(Data records for software interfaces)
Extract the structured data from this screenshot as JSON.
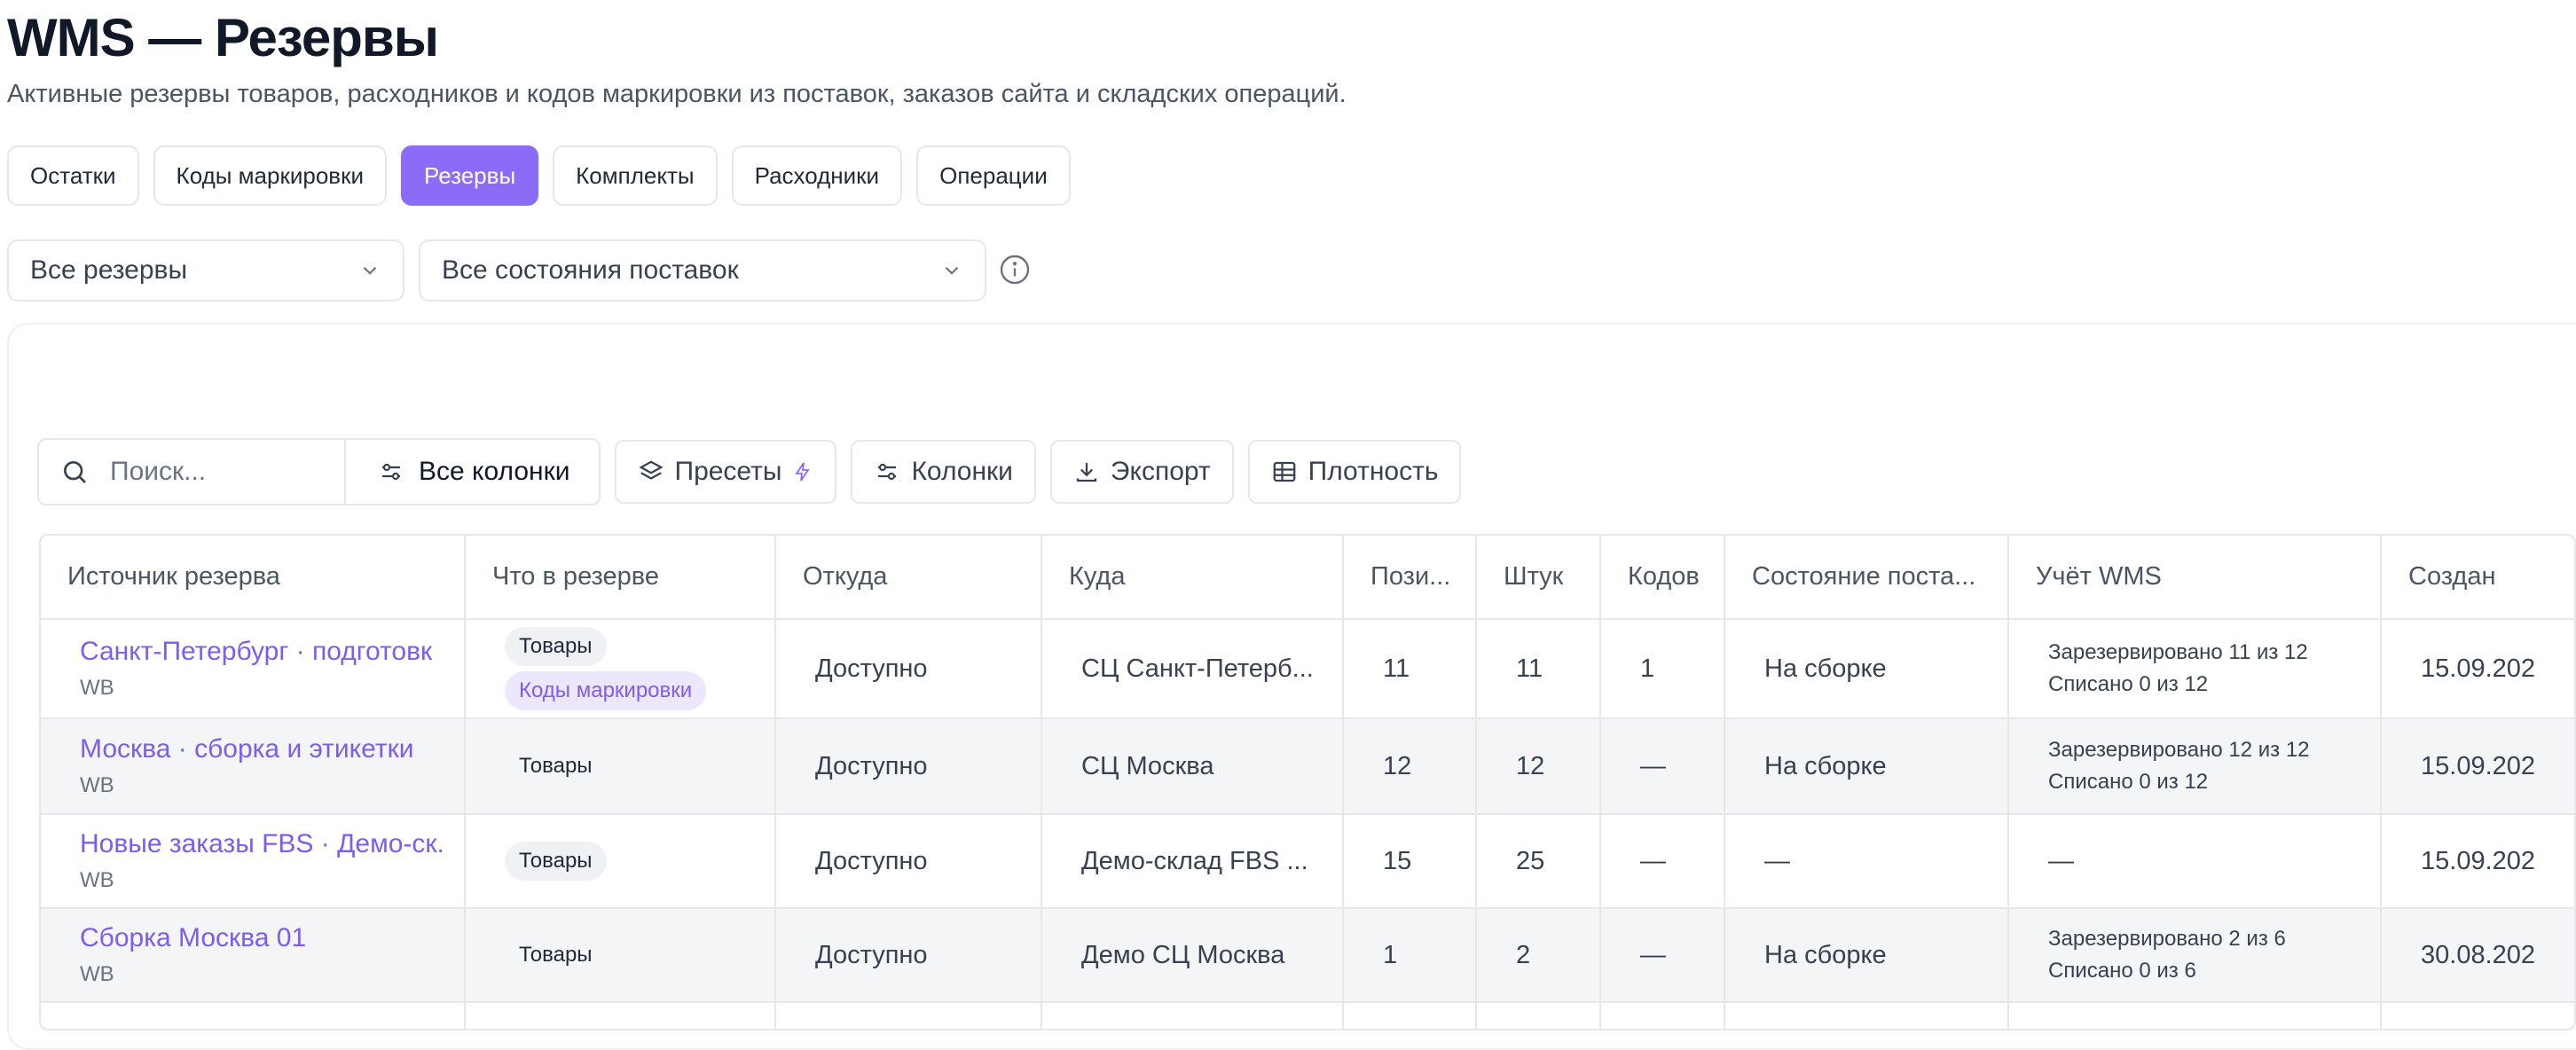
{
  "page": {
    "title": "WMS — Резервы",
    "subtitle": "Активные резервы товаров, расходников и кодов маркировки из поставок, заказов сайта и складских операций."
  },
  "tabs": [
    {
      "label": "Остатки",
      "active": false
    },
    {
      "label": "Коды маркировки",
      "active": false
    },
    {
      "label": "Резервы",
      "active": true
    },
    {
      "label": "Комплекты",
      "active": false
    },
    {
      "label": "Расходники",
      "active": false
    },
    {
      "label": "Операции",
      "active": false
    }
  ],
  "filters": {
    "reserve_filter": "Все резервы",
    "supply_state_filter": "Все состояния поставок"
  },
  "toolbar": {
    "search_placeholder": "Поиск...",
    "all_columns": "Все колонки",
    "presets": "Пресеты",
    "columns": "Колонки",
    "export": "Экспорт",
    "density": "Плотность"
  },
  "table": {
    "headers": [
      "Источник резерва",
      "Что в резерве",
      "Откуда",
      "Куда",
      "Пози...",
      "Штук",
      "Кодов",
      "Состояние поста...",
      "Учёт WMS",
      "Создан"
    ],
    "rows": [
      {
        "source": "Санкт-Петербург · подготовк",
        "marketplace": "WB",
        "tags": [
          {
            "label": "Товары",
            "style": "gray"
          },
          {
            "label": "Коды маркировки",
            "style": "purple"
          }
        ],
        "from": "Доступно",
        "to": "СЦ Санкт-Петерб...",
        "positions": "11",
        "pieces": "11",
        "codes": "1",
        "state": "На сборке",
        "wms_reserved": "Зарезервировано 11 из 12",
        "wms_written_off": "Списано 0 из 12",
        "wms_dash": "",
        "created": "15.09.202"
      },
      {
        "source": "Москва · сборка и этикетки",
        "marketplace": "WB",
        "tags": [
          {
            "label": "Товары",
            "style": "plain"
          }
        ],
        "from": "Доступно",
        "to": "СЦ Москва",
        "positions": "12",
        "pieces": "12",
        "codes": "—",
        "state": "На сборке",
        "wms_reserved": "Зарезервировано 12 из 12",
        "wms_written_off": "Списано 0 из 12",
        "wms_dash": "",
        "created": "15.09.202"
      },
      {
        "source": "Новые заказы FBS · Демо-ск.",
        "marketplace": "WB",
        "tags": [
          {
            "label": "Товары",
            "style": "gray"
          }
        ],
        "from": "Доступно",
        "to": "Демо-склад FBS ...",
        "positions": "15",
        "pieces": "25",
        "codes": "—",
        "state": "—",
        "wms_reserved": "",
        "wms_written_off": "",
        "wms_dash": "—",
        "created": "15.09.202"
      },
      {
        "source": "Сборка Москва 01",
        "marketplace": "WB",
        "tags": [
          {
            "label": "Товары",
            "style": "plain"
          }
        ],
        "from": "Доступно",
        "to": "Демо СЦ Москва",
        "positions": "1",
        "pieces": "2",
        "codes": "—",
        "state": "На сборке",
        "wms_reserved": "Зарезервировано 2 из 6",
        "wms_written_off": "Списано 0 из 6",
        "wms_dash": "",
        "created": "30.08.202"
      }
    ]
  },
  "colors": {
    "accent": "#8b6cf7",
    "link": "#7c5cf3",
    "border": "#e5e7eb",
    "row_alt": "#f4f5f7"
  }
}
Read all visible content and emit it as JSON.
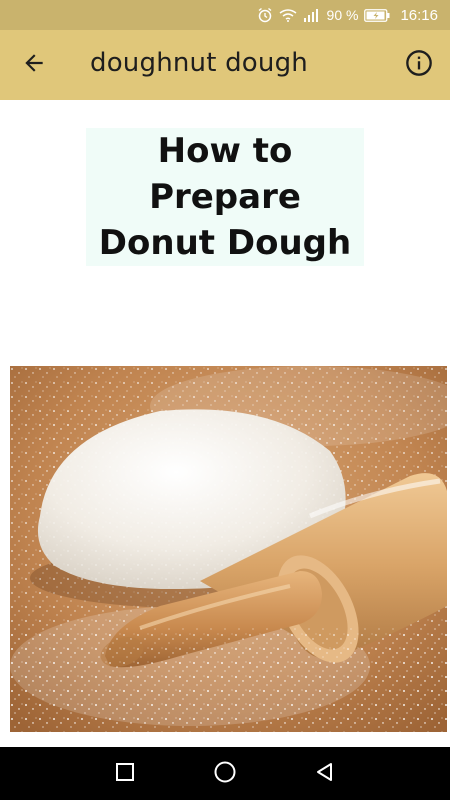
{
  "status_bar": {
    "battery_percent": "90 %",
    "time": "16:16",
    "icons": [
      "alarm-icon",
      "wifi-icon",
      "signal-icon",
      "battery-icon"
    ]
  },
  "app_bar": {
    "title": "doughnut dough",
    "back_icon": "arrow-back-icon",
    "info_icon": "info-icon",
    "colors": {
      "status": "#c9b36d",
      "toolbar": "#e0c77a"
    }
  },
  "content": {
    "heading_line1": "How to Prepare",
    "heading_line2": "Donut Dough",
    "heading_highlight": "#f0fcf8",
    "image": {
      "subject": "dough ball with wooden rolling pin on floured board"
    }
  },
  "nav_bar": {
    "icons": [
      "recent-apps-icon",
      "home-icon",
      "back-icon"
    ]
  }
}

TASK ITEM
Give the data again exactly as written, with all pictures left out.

TASK ANSWER
Extract the structured data from this screenshot as JSON.
{
  "page": {
    "title": "WMS — Резервы",
    "subtitle": "Активные резервы товаров, расходников и кодов маркировки из поставок, заказов сайта и складских операций."
  },
  "tabs": [
    {
      "label": "Остатки",
      "active": false
    },
    {
      "label": "Коды маркировки",
      "active": false
    },
    {
      "label": "Резервы",
      "active": true
    },
    {
      "label": "Комплекты",
      "active": false
    },
    {
      "label": "Расходники",
      "active": false
    },
    {
      "label": "Операции",
      "active": false
    }
  ],
  "filters": {
    "reserve_filter": "Все резервы",
    "supply_state_filter": "Все состояния поставок"
  },
  "toolbar": {
    "search_placeholder": "Поиск...",
    "all_columns": "Все колонки",
    "presets": "Пресеты",
    "columns": "Колонки",
    "export": "Экспорт",
    "density": "Плотность"
  },
  "table": {
    "headers": [
      "Источник резерва",
      "Что в резерве",
      "Откуда",
      "Куда",
      "Пози...",
      "Штук",
      "Кодов",
      "Состояние поста...",
      "Учёт WMS",
      "Создан"
    ],
    "rows": [
      {
        "source": "Санкт-Петербург · подготовк",
        "marketplace": "WB",
        "tags": [
          {
            "label": "Товары",
            "style": "gray"
          },
          {
            "label": "Коды маркировки",
            "style": "purple"
          }
        ],
        "from": "Доступно",
        "to": "СЦ Санкт-Петерб...",
        "positions": "11",
        "pieces": "11",
        "codes": "1",
        "state": "На сборке",
        "wms_reserved": "Зарезервировано 11 из 12",
        "wms_written_off": "Списано 0 из 12",
        "wms_dash": "",
        "created": "15.09.202"
      },
      {
        "source": "Москва · сборка и этикетки",
        "marketplace": "WB",
        "tags": [
          {
            "label": "Товары",
            "style": "plain"
          }
        ],
        "from": "Доступно",
        "to": "СЦ Москва",
        "positions": "12",
        "pieces": "12",
        "codes": "—",
        "state": "На сборке",
        "wms_reserved": "Зарезервировано 12 из 12",
        "wms_written_off": "Списано 0 из 12",
        "wms_dash": "",
        "created": "15.09.202"
      },
      {
        "source": "Новые заказы FBS · Демо-ск.",
        "marketplace": "WB",
        "tags": [
          {
            "label": "Товары",
            "style": "gray"
          }
        ],
        "from": "Доступно",
        "to": "Демо-склад FBS ...",
        "positions": "15",
        "pieces": "25",
        "codes": "—",
        "state": "—",
        "wms_reserved": "",
        "wms_written_off": "",
        "wms_dash": "—",
        "created": "15.09.202"
      },
      {
        "source": "Сборка Москва 01",
        "marketplace": "WB",
        "tags": [
          {
            "label": "Товары",
            "style": "plain"
          }
        ],
        "from": "Доступно",
        "to": "Демо СЦ Москва",
        "positions": "1",
        "pieces": "2",
        "codes": "—",
        "state": "На сборке",
        "wms_reserved": "Зарезервировано 2 из 6",
        "wms_written_off": "Списано 0 из 6",
        "wms_dash": "",
        "created": "30.08.202"
      }
    ]
  },
  "colors": {
    "accent": "#8b6cf7",
    "link": "#7c5cf3",
    "border": "#e5e7eb",
    "row_alt": "#f4f5f7"
  }
}
Read all visible content and emit it as JSON.
{
  "status_bar": {
    "battery_percent": "90 %",
    "time": "16:16",
    "icons": [
      "alarm-icon",
      "wifi-icon",
      "signal-icon",
      "battery-icon"
    ]
  },
  "app_bar": {
    "title": "doughnut dough",
    "back_icon": "arrow-back-icon",
    "info_icon": "info-icon",
    "colors": {
      "status": "#c9b36d",
      "toolbar": "#e0c77a"
    }
  },
  "content": {
    "heading_line1": "How to Prepare",
    "heading_line2": "Donut Dough",
    "heading_highlight": "#f0fcf8",
    "image": {
      "subject": "dough ball with wooden rolling pin on floured board"
    }
  },
  "nav_bar": {
    "icons": [
      "recent-apps-icon",
      "home-icon",
      "back-icon"
    ]
  }
}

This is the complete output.